But what is geographical indication?
According to MyIPO, a geographical indication is a sign used on products that have a specific geographical origin and a reputation that are due to that origin. For example, Darjeeling tea is a geographical indication for tea grown in the Darjeeling region of India, which has a unique aroma and taste. Similarly, Yantai apple is a geographical indication for apples grown in the Yantai region of China, which are known for their crispness and sweetness. Other examples of geographical indications are Gruyere cheese from Switzerland, asam pedas Melaka and Sarawak pepper.
Klang bak kut teh is the first geographical indication that originates from Selangor to be recognized by MyIPO. This is a great achievement for the local bak kut teh industry and culture, as it showcases the rich heritage and diversity of Malaysian cuisine. The geographical indication was initiated by the Klang Chinese Chamber of Commerce and Industry (KCCCI).

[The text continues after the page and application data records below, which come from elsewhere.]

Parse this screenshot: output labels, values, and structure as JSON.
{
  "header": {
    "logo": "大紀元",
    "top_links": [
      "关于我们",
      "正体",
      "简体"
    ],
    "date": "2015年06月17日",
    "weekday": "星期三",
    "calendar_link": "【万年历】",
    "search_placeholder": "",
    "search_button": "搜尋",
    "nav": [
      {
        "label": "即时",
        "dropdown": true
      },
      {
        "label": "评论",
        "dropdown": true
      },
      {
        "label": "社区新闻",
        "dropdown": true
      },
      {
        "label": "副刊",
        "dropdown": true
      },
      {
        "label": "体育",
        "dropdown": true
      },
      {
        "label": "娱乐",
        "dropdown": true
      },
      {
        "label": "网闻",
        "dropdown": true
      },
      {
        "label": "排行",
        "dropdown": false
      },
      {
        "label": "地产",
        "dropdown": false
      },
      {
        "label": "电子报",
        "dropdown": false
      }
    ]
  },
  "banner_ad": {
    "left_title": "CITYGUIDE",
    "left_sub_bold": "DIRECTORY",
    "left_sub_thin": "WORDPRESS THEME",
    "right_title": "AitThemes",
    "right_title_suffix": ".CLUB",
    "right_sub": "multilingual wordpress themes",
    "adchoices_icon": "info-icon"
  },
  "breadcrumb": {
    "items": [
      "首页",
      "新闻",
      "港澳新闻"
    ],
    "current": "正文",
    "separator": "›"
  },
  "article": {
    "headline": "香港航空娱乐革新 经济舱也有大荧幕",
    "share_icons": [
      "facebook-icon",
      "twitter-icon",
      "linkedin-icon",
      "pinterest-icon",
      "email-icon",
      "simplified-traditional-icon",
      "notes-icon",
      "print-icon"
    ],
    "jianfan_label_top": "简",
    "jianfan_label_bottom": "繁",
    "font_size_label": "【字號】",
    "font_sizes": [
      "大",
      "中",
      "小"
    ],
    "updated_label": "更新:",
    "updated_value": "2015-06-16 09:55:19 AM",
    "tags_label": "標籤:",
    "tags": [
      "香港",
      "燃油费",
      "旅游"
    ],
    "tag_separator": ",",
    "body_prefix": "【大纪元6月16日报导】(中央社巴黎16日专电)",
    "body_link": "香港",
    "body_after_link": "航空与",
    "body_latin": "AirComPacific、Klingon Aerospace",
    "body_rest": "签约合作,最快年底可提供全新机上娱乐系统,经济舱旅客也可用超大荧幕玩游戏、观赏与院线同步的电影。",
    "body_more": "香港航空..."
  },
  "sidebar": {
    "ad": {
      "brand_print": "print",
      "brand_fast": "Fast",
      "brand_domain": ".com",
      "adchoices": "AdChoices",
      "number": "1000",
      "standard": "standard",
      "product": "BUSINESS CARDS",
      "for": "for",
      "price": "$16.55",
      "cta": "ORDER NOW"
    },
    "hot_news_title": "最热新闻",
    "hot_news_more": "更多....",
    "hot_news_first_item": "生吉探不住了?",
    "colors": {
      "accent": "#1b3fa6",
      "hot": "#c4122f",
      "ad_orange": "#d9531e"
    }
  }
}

Henry Golding said that his choice of Malaysia food for diplomacy is bak kut teh and he emphasized the Klang version. "Klang's has broth that's been brewing for generations [...] If it stops boiling, it'll grow this thickness of fur and bacteria. But, it's delicious!"
In Hokkien, bak kut teh means meat-bone tea. There are many bak kut teh sellers in the market. The original bak kut teh is served in a bowl without chilis, youtiao or vegetables. These are considered accompaniments in modern bak kut teh. Even soup refills are not provided by original bak kut teh sellers.
@dennisboonlengtan Klang bak kut teh recognized as a geographical indication. #klang #bakkutteh #geographicalindication ♬ Gong Xi Fa Cai - Lux-Inspira
Modern bak kut teh sellers are serving the dish with chilli padi, mushrooms and tofu pok. Specialty bak but teh sellers can be found in most Malaysia cities. Teluk Pulai, the introducer of claypot and soup refillls is probably the most common version available. Three bak kut teh sellers are recognized in the Michelin Guide.
Bak kut teh is recognized as a noun in Oxford English Dictionary. Other Malaysian English terms recognized are bak kwa, char kway teow, chicken rice, kopitiam, laksa, mamak, sotong and teh tarik.